Finally, I will confess something that we are all thinking but not admitting: I'd feel like a hypocrite saying anything bad about these pictures or the actresses in them because they are, quite frankly, HOT; if you deny being somewhat aroused by them, you're either lying or a gay man. Therefore to criticize them would be like a politician who makes a career out of busting prostitutes and yet enlists their services himself. And that's all I have to say about that.

I feel a little frustrated at this point because my original topic was about queer issues in the actual show, and I feel like I got distracted by this mess. I love Glee because it has brought many ADULT issues to the forefront in a mature and discursive manner, including queer themes and teen pregnancy and sexuality. I will further explore this when the madness has calmed down and we can turn our focus back to the show.

Sunday, October 17, 2010

Camping: or...

JESUS it's freezing out here, why the hell am I not at home in bed? 


Hi all,

I just got back from a camping/yoga/back-middle-of-fucking-nowhere-woods hiking trip, and it really made me think about how my experiences generalize to my everyday life. This is not necessarily about feminism, but more of a journal that I decided to share with all of you.
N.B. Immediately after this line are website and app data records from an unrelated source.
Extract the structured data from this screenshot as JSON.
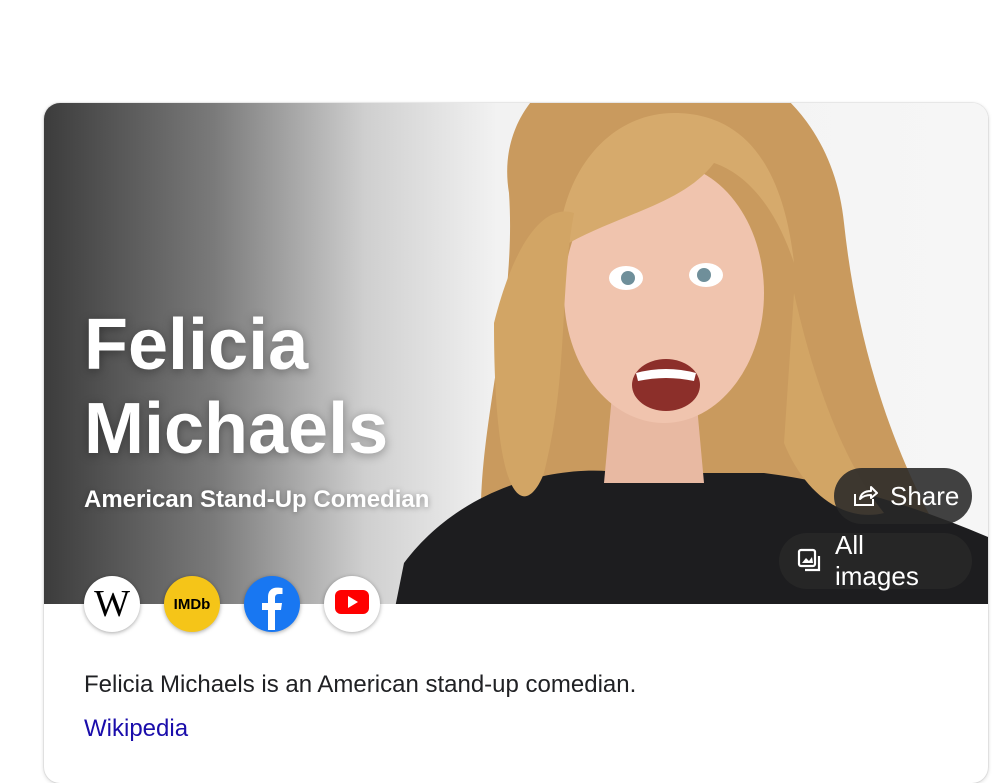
{
  "panel": {
    "title": "Felicia Michaels",
    "subtitle": "American Stand-Up Comedian",
    "description": "Felicia Michaels is an American stand-up comedian.",
    "source_link": "Wikipedia"
  },
  "actions": {
    "share_label": "Share",
    "share_icon": "share-arrow-icon",
    "all_images_label": "All images",
    "all_images_icon": "image-stack-icon"
  },
  "sources": {
    "wikipedia": {
      "glyph": "W",
      "icon": "wikipedia-icon"
    },
    "imdb": {
      "glyph": "IMDb",
      "icon": "imdb-icon",
      "color": "#F5C518"
    },
    "facebook": {
      "icon": "facebook-icon",
      "color": "#1877F2"
    },
    "youtube": {
      "icon": "youtube-icon",
      "color": "#FF0000"
    }
  },
  "colors": {
    "link": "#1a0dab",
    "text": "#202124",
    "pill_background": "#282828"
  }
}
It started out just fine, a little hiking and sightseeing. I got my shoes soaked walking through the water, but that's my own fault. (I had fun warming them on our portable stove later.) Yoga outdoors can be a whole new experience, especially by the water. But my leader decided to do a 6-mile hike to our next camping location, something she'd told us about in advance but the full extent of which I was not expecting. It was strenuous, too strenuous for someone like me who is not in the best shape and certainly not used to highly physical activities. I couldn't keep up, I slowed the whole group down the first day. The next day it was too much. My leader had to carry my pack for me and honestly I was crying from exhaustion and sheer embarrassment. Oh my god, I thought, I seriously cannot do this. I wanted to prove that I didn't have greater limitations than the others, that I could carry my own weight. And I failed. It was one of the worst feelings in the world. I kept flashing back to elementary/middle school and being picked last in P.E., or not being able to run the whole way and being the last one to finish every day.
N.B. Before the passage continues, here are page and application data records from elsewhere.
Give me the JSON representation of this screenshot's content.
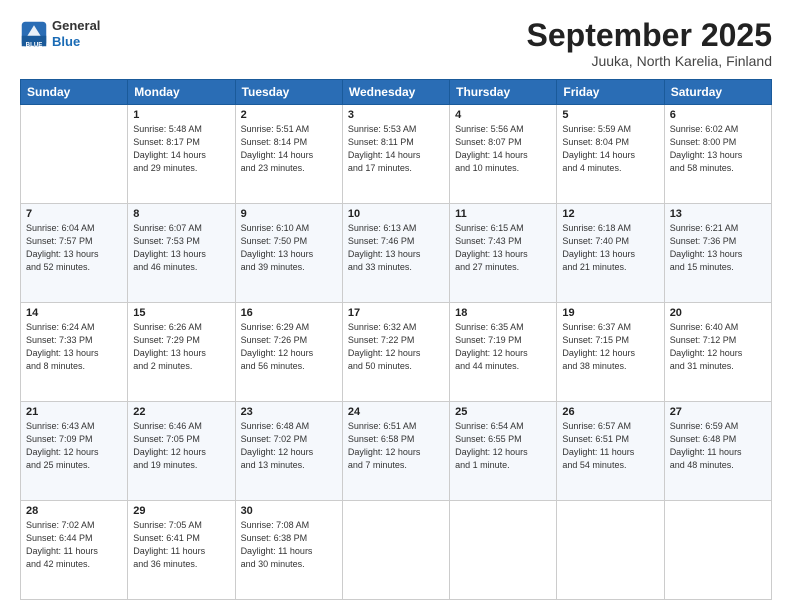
{
  "header": {
    "logo_line1": "General",
    "logo_line2": "Blue",
    "month": "September 2025",
    "location": "Juuka, North Karelia, Finland"
  },
  "weekdays": [
    "Sunday",
    "Monday",
    "Tuesday",
    "Wednesday",
    "Thursday",
    "Friday",
    "Saturday"
  ],
  "weeks": [
    [
      {
        "day": "",
        "info": ""
      },
      {
        "day": "1",
        "info": "Sunrise: 5:48 AM\nSunset: 8:17 PM\nDaylight: 14 hours\nand 29 minutes."
      },
      {
        "day": "2",
        "info": "Sunrise: 5:51 AM\nSunset: 8:14 PM\nDaylight: 14 hours\nand 23 minutes."
      },
      {
        "day": "3",
        "info": "Sunrise: 5:53 AM\nSunset: 8:11 PM\nDaylight: 14 hours\nand 17 minutes."
      },
      {
        "day": "4",
        "info": "Sunrise: 5:56 AM\nSunset: 8:07 PM\nDaylight: 14 hours\nand 10 minutes."
      },
      {
        "day": "5",
        "info": "Sunrise: 5:59 AM\nSunset: 8:04 PM\nDaylight: 14 hours\nand 4 minutes."
      },
      {
        "day": "6",
        "info": "Sunrise: 6:02 AM\nSunset: 8:00 PM\nDaylight: 13 hours\nand 58 minutes."
      }
    ],
    [
      {
        "day": "7",
        "info": "Sunrise: 6:04 AM\nSunset: 7:57 PM\nDaylight: 13 hours\nand 52 minutes."
      },
      {
        "day": "8",
        "info": "Sunrise: 6:07 AM\nSunset: 7:53 PM\nDaylight: 13 hours\nand 46 minutes."
      },
      {
        "day": "9",
        "info": "Sunrise: 6:10 AM\nSunset: 7:50 PM\nDaylight: 13 hours\nand 39 minutes."
      },
      {
        "day": "10",
        "info": "Sunrise: 6:13 AM\nSunset: 7:46 PM\nDaylight: 13 hours\nand 33 minutes."
      },
      {
        "day": "11",
        "info": "Sunrise: 6:15 AM\nSunset: 7:43 PM\nDaylight: 13 hours\nand 27 minutes."
      },
      {
        "day": "12",
        "info": "Sunrise: 6:18 AM\nSunset: 7:40 PM\nDaylight: 13 hours\nand 21 minutes."
      },
      {
        "day": "13",
        "info": "Sunrise: 6:21 AM\nSunset: 7:36 PM\nDaylight: 13 hours\nand 15 minutes."
      }
    ],
    [
      {
        "day": "14",
        "info": "Sunrise: 6:24 AM\nSunset: 7:33 PM\nDaylight: 13 hours\nand 8 minutes."
      },
      {
        "day": "15",
        "info": "Sunrise: 6:26 AM\nSunset: 7:29 PM\nDaylight: 13 hours\nand 2 minutes."
      },
      {
        "day": "16",
        "info": "Sunrise: 6:29 AM\nSunset: 7:26 PM\nDaylight: 12 hours\nand 56 minutes."
      },
      {
        "day": "17",
        "info": "Sunrise: 6:32 AM\nSunset: 7:22 PM\nDaylight: 12 hours\nand 50 minutes."
      },
      {
        "day": "18",
        "info": "Sunrise: 6:35 AM\nSunset: 7:19 PM\nDaylight: 12 hours\nand 44 minutes."
      },
      {
        "day": "19",
        "info": "Sunrise: 6:37 AM\nSunset: 7:15 PM\nDaylight: 12 hours\nand 38 minutes."
      },
      {
        "day": "20",
        "info": "Sunrise: 6:40 AM\nSunset: 7:12 PM\nDaylight: 12 hours\nand 31 minutes."
      }
    ],
    [
      {
        "day": "21",
        "info": "Sunrise: 6:43 AM\nSunset: 7:09 PM\nDaylight: 12 hours\nand 25 minutes."
      },
      {
        "day": "22",
        "info": "Sunrise: 6:46 AM\nSunset: 7:05 PM\nDaylight: 12 hours\nand 19 minutes."
      },
      {
        "day": "23",
        "info": "Sunrise: 6:48 AM\nSunset: 7:02 PM\nDaylight: 12 hours\nand 13 minutes."
      },
      {
        "day": "24",
        "info": "Sunrise: 6:51 AM\nSunset: 6:58 PM\nDaylight: 12 hours\nand 7 minutes."
      },
      {
        "day": "25",
        "info": "Sunrise: 6:54 AM\nSunset: 6:55 PM\nDaylight: 12 hours\nand 1 minute."
      },
      {
        "day": "26",
        "info": "Sunrise: 6:57 AM\nSunset: 6:51 PM\nDaylight: 11 hours\nand 54 minutes."
      },
      {
        "day": "27",
        "info": "Sunrise: 6:59 AM\nSunset: 6:48 PM\nDaylight: 11 hours\nand 48 minutes."
      }
    ],
    [
      {
        "day": "28",
        "info": "Sunrise: 7:02 AM\nSunset: 6:44 PM\nDaylight: 11 hours\nand 42 minutes."
      },
      {
        "day": "29",
        "info": "Sunrise: 7:05 AM\nSunset: 6:41 PM\nDaylight: 11 hours\nand 36 minutes."
      },
      {
        "day": "30",
        "info": "Sunrise: 7:08 AM\nSunset: 6:38 PM\nDaylight: 11 hours\nand 30 minutes."
      },
      {
        "day": "",
        "info": ""
      },
      {
        "day": "",
        "info": ""
      },
      {
        "day": "",
        "info": ""
      },
      {
        "day": "",
        "info": ""
      }
    ]
  ]
}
I have not failed at anything in a long time. Maybe I was just trying to be someone I'm not. But this trip made me think a lot about my self-talk and how to handle the experience. "It's okay, you're just not cut out for it," others have said. And I would think, that's not okay. I want to be able to enjoy physical activities, god knows I need them. But maybe I could think of it more as, "I tried this; I failed, but at least I stepped out of my comfort zone when most people wouldn't have in this situation."

Activists I suspect are not used to failing either, but speaking personally I have seen my projects fall through, my ideas not realized, especially when I don't have the help or manpower to really make it what it needs to be. But as long as we try our damnedest to make it happen, it's okay, at least we are trying to do some good in our communities when most other people don't really care or have the time. Keep that in mind when your dreams don't turn out quite how you would like them to.